The report is in two parts: ‘career review’ and ‘competence’. The first element is exactly as it sounds – a reflective description of your time in the industry to date: your achievements, responsibilities and experiences. For the competency element I wrote a case study about my involvement in the work that the LTOA has been doing on Ceratocystis platani. The main thing I had to remember throughout the process of putting my application together was to describe all of this through an environmental, rather than solely arboricultural, perspective.

My application was successful and I was invited to an interview at AA headquarters in Stonehouse. In a demonstration of my commitment to environmental values I even walked to the Malthouse from home. The interview was very enjoyable and drilled down into my application to allow us to analyse in detail some of the points I had raised. After giving the interviewers some time to discuss my application I was delighted to return to the room to be told that I could now use the post-nominals CEnv.

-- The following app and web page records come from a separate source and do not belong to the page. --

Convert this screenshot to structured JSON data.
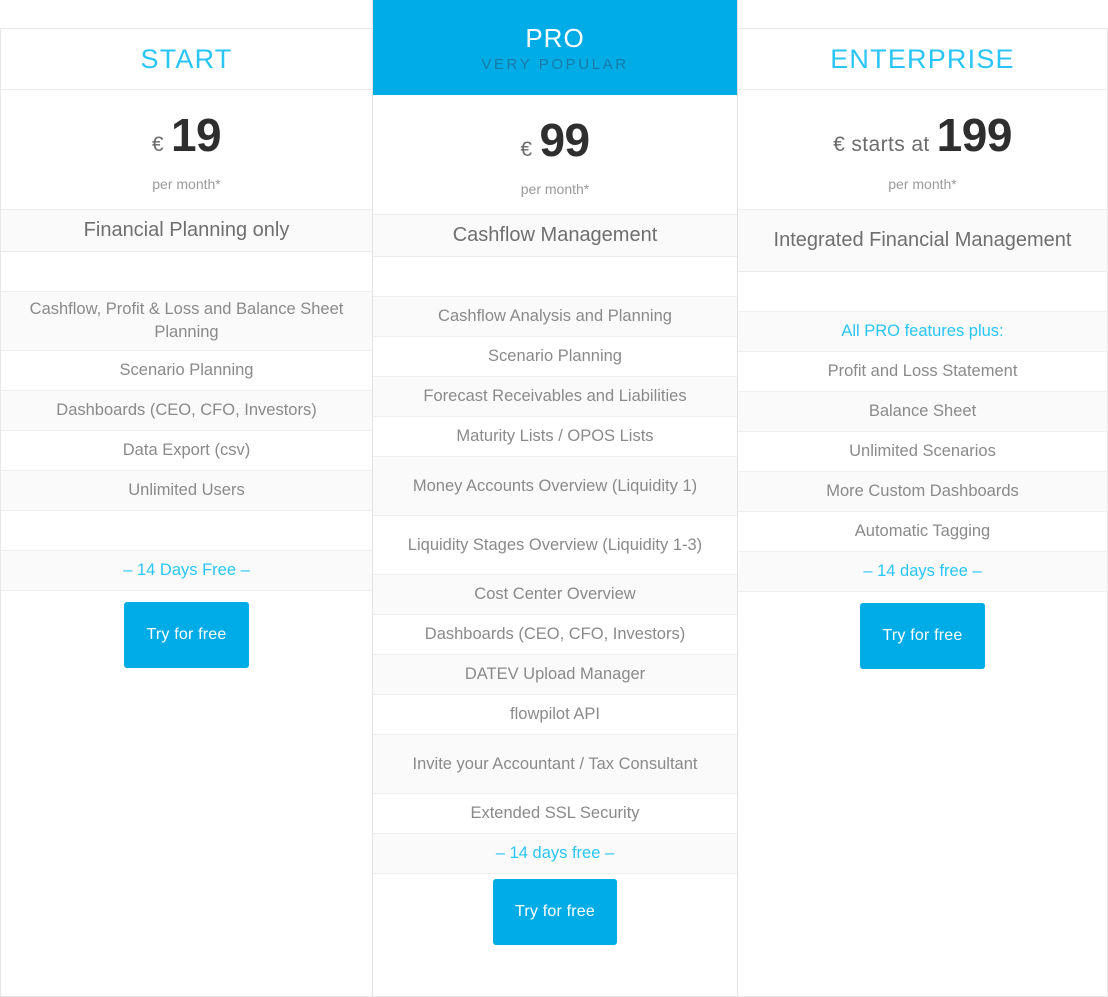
{
  "theme": {
    "accent": "#00ace6",
    "accent_text": "#29c5f6",
    "tagline_color": "#1a7ba8",
    "row_alt_bg": "#fafafa",
    "text_muted": "#8a8a8a"
  },
  "plans": [
    {
      "id": "start",
      "name": "START",
      "tagline": "",
      "price_prefix": "€",
      "price_amount": "19",
      "price_period": "per month*",
      "subtitle": "Financial Planning only",
      "features": [
        {
          "label": "",
          "type": "spacer"
        },
        {
          "label": "Cashflow, Profit & Loss and Balance Sheet Planning",
          "type": "two-line"
        },
        {
          "label": "Scenario Planning",
          "type": "normal"
        },
        {
          "label": "Dashboards (CEO, CFO, Investors)",
          "type": "normal"
        },
        {
          "label": "Data Export (csv)",
          "type": "normal"
        },
        {
          "label": "Unlimited Users",
          "type": "normal"
        },
        {
          "label": "",
          "type": "spacer"
        },
        {
          "label": "– 14 Days Free –",
          "type": "highlight"
        }
      ],
      "cta_label": "Try for free"
    },
    {
      "id": "pro",
      "name": "PRO",
      "tagline": "VERY POPULAR",
      "price_prefix": "€",
      "price_amount": "99",
      "price_period": "per month*",
      "subtitle": "Cashflow Management",
      "features": [
        {
          "label": "",
          "type": "spacer"
        },
        {
          "label": "Cashflow Analysis and Planning",
          "type": "normal"
        },
        {
          "label": "Scenario Planning",
          "type": "normal"
        },
        {
          "label": "Forecast Receivables and Liabilities",
          "type": "normal"
        },
        {
          "label": "Maturity Lists / OPOS Lists",
          "type": "normal"
        },
        {
          "label": "Money Accounts Overview (Liquidity 1)",
          "type": "two-line"
        },
        {
          "label": "Liquidity Stages Overview (Liquidity 1-3)",
          "type": "two-line"
        },
        {
          "label": "Cost Center Overview",
          "type": "normal"
        },
        {
          "label": "Dashboards (CEO, CFO, Investors)",
          "type": "normal"
        },
        {
          "label": "DATEV Upload Manager",
          "type": "normal"
        },
        {
          "label": "flowpilot API",
          "type": "normal"
        },
        {
          "label": "Invite your Accountant / Tax Consultant",
          "type": "two-line"
        },
        {
          "label": "Extended SSL Security",
          "type": "normal"
        },
        {
          "label": "– 14 days free –",
          "type": "highlight"
        }
      ],
      "cta_label": "Try for free"
    },
    {
      "id": "enterprise",
      "name": "ENTERPRISE",
      "tagline": "",
      "price_prefix": "€ starts at",
      "price_amount": "199",
      "price_period": "per month*",
      "subtitle": "Integrated Financial Management",
      "features": [
        {
          "label": "",
          "type": "spacer"
        },
        {
          "label": "All PRO features plus:",
          "type": "highlight"
        },
        {
          "label": "Profit and Loss Statement",
          "type": "normal"
        },
        {
          "label": "Balance Sheet",
          "type": "normal"
        },
        {
          "label": "Unlimited Scenarios",
          "type": "normal"
        },
        {
          "label": "More Custom Dashboards",
          "type": "normal"
        },
        {
          "label": "Automatic Tagging",
          "type": "normal"
        },
        {
          "label": "– 14 days free –",
          "type": "highlight"
        }
      ],
      "cta_label": "Try for free"
    }
  ]
}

I feel that it was well worth the effort of going through the application process for Chartership and I am very glad that I did so. Whilst this obviously hasn’t turned me into an environmental expert overnight it has certainly been useful when dealing with colleagues and the general public to be able to say that our team now includes a Chartered Environmentalist. I would recommend the CEnv route to anyone working in arboriculture who is keen to develop their professional standing and earn accreditation in another discipline.

Interested in chartered status?

Find out more at www.trees.org.uk/CEnv.


Article taken from The ARB Magazine Issue 184 Spring 2019. As a member you can view The ARB Magazine online, simply Log In and view the 'ARB Magazine' tab in your Account Area.